• **YOUR TASK**
The entries below must be copied exactly as they are.

#### AVAILABLE DATA ####

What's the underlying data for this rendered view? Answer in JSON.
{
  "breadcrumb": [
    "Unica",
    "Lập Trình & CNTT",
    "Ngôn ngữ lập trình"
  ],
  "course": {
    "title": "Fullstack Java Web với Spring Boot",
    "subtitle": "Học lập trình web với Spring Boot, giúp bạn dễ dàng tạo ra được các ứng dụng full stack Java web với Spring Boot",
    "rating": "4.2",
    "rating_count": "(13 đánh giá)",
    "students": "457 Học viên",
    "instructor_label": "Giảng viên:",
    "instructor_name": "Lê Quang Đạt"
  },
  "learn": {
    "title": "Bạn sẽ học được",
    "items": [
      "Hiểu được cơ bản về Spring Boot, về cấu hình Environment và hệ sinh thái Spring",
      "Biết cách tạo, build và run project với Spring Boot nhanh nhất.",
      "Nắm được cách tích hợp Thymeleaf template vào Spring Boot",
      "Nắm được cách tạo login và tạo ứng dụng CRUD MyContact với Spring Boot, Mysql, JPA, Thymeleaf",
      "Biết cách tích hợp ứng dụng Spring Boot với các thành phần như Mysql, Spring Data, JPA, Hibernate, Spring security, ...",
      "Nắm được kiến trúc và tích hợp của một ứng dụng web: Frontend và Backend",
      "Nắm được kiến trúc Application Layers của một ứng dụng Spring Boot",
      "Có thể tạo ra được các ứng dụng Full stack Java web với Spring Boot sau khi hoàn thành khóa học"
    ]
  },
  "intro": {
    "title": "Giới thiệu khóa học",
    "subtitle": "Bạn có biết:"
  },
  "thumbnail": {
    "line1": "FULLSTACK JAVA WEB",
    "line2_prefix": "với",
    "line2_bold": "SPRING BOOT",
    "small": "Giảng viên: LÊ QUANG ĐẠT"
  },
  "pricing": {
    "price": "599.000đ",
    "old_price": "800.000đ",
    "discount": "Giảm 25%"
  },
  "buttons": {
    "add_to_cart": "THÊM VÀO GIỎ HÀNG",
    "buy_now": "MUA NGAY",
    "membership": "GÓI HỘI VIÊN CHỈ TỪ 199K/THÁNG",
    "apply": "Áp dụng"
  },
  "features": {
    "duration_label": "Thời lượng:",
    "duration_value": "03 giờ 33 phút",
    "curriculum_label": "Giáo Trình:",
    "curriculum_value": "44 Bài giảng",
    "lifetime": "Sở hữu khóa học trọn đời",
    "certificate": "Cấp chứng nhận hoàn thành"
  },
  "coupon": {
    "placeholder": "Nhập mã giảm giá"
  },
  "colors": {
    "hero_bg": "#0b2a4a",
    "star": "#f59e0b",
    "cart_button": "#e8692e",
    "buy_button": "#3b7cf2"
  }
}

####

• **COMPLETED TASK**
What's the underlying data for this rendered view? Answer in JSON.
{
  "breadcrumb": [
    "Unica",
    "Lập Trình & CNTT",
    "Ngôn ngữ lập trình"
  ],
  "course": {
    "title": "Fullstack Java Web với Spring Boot",
    "subtitle": "Học lập trình web với Spring Boot, giúp bạn dễ dàng tạo ra được các ứng dụng full stack Java web với Spring Boot",
    "rating": "4.2",
    "rating_count": "(13 đánh giá)",
    "students": "457 Học viên",
    "instructor_label": "Giảng viên:",
    "instructor_name": "Lê Quang Đạt"
  },
  "learn": {
    "title": "Bạn sẽ học được",
    "items": [
      "Hiểu được cơ bản về Spring Boot, về cấu hình Environment và hệ sinh thái Spring",
      "Biết cách tạo, build và run project với Spring Boot nhanh nhất.",
      "Nắm được cách tích hợp Thymeleaf template vào Spring Boot",
      "Nắm được cách tạo login và tạo ứng dụng CRUD MyContact với Spring Boot, Mysql, JPA, Thymeleaf",
      "Biết cách tích hợp ứng dụng Spring Boot với các thành phần như Mysql, Spring Data, JPA, Hibernate, Spring security, ...",
      "Nắm được kiến trúc và tích hợp của một ứng dụng web: Frontend và Backend",
      "Nắm được kiến trúc Application Layers của một ứng dụng Spring Boot",
      "Có thể tạo ra được các ứng dụng Full stack Java web với Spring Boot sau khi hoàn thành khóa học"
    ]
  },
  "intro": {
    "title": "Giới thiệu khóa học",
    "subtitle": "Bạn có biết:"
  },
  "thumbnail": {
    "line1": "FULLSTACK JAVA WEB",
    "line2_prefix": "với",
    "line2_bold": "SPRING BOOT",
    "small": "Giảng viên: LÊ QUANG ĐẠT"
  },
  "pricing": {
    "price": "599.000đ",
    "old_price": "800.000đ",
    "discount": "Giảm 25%"
  },
  "buttons": {
    "add_to_cart": "THÊM VÀO GIỎ HÀNG",
    "buy_now": "MUA NGAY",
    "membership": "GÓI HỘI VIÊN CHỈ TỪ 199K/THÁNG",
    "apply": "Áp dụng"
  },
  "features": {
    "duration_label": "Thời lượng:",
    "duration_value": "03 giờ 33 phút",
    "curriculum_label": "Giáo Trình:",
    "curriculum_value": "44 Bài giảng",
    "lifetime": "Sở hữu khóa học trọn đời",
    "certificate": "Cấp chứng nhận hoàn thành"
  },
  "coupon": {
    "placeholder": "Nhập mã giảm giá"
  },
  "colors": {
    "hero_bg": "#0b2a4a",
    "star": "#f59e0b",
    "cart_button": "#e8692e",
    "buy_button": "#3b7cf2"
  }
}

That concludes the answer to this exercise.